At NOLA Craniofacial, we recommend a multidisciplinary approach to correcting microtia and other ear deformities in children, especially when hearing function is impaired.

Our ears, after all, have a job to do.

For deformities that impact your child’s hearing, you will want the support of a practiced craniofacial team: Our craniofacial plastic surgeons work closely with pediatric ENTs, and with nurse coordinators, audiologists, and speech pathologists to ensure that your child receives the absolute best care at every stage of his or her growth.

A condition such as microtia might well be diagnosed in infancy, but any corrective plan must consider as well the hearing and appearance of the future grade-schooler, adolescent, and adult as well if the course of treatment is to be a success.

How Common are Microtia and Other Ear Deformities?

Congenital ear deformities in newborns are fairly common, actually, but most abnormalities are cosmetic and minor.
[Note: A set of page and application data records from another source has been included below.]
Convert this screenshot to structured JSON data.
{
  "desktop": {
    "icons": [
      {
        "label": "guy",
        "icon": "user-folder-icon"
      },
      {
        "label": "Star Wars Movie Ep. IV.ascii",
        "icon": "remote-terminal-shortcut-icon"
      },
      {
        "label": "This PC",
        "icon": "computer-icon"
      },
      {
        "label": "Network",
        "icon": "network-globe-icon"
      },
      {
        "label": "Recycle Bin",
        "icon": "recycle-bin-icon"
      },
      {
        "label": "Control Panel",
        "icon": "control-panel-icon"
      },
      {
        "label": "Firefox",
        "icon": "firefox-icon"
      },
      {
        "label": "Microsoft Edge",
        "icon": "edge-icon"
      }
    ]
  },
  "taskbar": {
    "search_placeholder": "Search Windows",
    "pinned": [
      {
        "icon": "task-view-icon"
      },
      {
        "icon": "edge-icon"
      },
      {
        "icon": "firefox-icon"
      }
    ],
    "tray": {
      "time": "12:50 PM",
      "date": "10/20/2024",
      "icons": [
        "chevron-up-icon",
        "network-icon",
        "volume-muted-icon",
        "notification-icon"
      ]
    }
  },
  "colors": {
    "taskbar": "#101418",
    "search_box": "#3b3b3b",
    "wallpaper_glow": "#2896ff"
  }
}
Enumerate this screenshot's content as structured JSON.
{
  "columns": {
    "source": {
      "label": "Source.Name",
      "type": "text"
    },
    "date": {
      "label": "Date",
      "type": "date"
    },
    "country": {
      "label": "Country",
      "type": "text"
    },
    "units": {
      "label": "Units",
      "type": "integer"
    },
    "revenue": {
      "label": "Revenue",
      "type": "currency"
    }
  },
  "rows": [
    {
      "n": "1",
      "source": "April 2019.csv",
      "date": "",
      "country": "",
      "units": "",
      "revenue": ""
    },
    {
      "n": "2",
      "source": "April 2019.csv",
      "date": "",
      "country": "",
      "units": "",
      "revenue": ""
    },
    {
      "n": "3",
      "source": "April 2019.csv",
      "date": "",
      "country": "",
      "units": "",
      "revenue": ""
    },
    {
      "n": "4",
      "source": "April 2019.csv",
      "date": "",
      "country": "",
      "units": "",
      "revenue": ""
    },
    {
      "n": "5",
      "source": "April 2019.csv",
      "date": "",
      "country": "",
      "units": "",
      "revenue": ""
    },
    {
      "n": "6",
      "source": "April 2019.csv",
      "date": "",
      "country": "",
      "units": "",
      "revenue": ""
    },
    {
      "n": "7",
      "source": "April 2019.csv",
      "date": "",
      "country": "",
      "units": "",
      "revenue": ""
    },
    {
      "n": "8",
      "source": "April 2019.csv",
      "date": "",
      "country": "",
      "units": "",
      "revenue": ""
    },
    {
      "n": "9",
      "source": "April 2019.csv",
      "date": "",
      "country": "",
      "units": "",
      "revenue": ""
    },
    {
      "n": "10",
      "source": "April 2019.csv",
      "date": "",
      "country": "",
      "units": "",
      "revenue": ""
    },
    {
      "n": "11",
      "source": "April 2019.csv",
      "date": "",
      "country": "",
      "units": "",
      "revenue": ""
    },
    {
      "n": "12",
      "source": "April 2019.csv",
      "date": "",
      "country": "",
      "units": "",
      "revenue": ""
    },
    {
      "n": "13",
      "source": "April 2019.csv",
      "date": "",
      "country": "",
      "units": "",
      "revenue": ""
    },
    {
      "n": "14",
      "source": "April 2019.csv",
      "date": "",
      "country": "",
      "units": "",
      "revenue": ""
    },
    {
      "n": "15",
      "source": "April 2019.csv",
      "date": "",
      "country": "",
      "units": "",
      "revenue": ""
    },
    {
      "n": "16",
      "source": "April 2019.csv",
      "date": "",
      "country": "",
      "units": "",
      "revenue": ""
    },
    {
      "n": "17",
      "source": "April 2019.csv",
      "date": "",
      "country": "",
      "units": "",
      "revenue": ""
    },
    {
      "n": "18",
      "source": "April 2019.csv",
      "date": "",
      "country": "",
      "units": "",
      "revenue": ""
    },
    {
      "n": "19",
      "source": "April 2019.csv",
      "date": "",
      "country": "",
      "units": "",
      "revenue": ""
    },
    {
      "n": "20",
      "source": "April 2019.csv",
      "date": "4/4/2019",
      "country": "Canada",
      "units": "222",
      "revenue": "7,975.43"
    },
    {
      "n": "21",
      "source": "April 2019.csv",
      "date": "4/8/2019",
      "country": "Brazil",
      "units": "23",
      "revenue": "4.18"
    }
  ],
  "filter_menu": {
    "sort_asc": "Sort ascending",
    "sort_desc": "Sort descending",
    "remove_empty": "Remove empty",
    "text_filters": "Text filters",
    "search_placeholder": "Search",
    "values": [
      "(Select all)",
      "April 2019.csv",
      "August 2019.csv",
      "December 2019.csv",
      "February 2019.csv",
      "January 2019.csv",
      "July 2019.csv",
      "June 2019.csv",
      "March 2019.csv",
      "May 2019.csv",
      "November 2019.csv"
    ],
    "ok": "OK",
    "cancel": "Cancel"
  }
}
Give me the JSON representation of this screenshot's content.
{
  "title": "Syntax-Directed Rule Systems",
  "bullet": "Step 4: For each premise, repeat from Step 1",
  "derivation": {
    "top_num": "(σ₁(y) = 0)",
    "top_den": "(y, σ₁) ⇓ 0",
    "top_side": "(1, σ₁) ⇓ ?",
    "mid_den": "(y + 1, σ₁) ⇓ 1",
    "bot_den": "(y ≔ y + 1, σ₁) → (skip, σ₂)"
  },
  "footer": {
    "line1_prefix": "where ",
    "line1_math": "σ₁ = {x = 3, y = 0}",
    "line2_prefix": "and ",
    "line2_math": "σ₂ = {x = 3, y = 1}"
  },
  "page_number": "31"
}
They might be better termed “irregularities.” As with our personalities, we are who we are.

Infants born with ear deformities should be seen by a medical team includes a pediatric ENT. (ENT stands for ear, nose and throat doctor, also known as an otolaryngologist). The ENT will be able to diagnose hearing issues in the affected ear, and to assess the need for hearing aids or other, surgical or non-surgical intervention.

Children with underdeveloped outer ears (microtia), or outer ears that are absent entirely (anotia), will eventually require reconstruction. At NOLA Craniofacial, our doctors perform an advanced reconstructive procedure, constructing an outer ear from the child’s own tissue.

Because the structures of your child’s ears will grow rapidly in early childhood, corrective cosmetic surgery will most often be delayed until age 7 or 8.

Three Stage Reconstruction

At NOLA Craniofacial, we recommend that all children born with microtia, and even those with the most minor ear deformities, be examined by a pediatric ENT.

The human ear is a complex structure—actually combining several complex structures. Often, deformities of the outer ear will indicate deficiencies in the functioning of the inner ear. Indeed, many children each year are born without external auditory canals.

In these cases, a bone-anchored hearing aid (BAHA) may be required.

Thereafter, your child will likely be involved in any decision to reconstruct. Surgery may be delayed indefinitely, according to the patient and the parents’ needs, and many families decide against reconstructive surgery all together (though it has been shown that the outer ear assists with echolocation.

Disclaimer: cosmetic reconstruction of the outer ear cannot recreate hearing. This procedure is concerned only with the external structure of the ear as it affects one’s appearance.

Stage One

Once your child has grown up a bit, a first, minimally-invasive surgery will borrow cartilage from his or her ribcage. Your surgeon will shape this material to create the stiff, cup-like portion of the outer ear.

We use long-acting, local anesthesia at the donor site, which means that your child will, in most cases, be able to go home the next day.

Stage Two

About three months later, we create the fleshy “sulcus” of the ear, using skin that has been borrowed from the thigh. This is an outpatient procedure, which means you can take your child home on the same day.

Stage Three

Three months after that, a second outpatient surgery may be required in order to create the ear lobe and/or for any necessary revisions.

Other Reconstructive Options

Many surgeons depend on the use of synthetic implants [medpore] instead of “own” cartilage to create the structural framework of the new ear. We do not recommend this approach. Complications during the healing process—including reactions to the implants—frequently damage the soft tissue envelope, making a second reconstruction impossible should the first attempt fail.

The use of a prosthetic ear is another option, common especially for adults and in cases of injury. A prosthetic ear can be anchored to the bones of the skull using craniofacial implants, though texture, color, and (again) the body’s acceptance and retention of these implants present potential complications.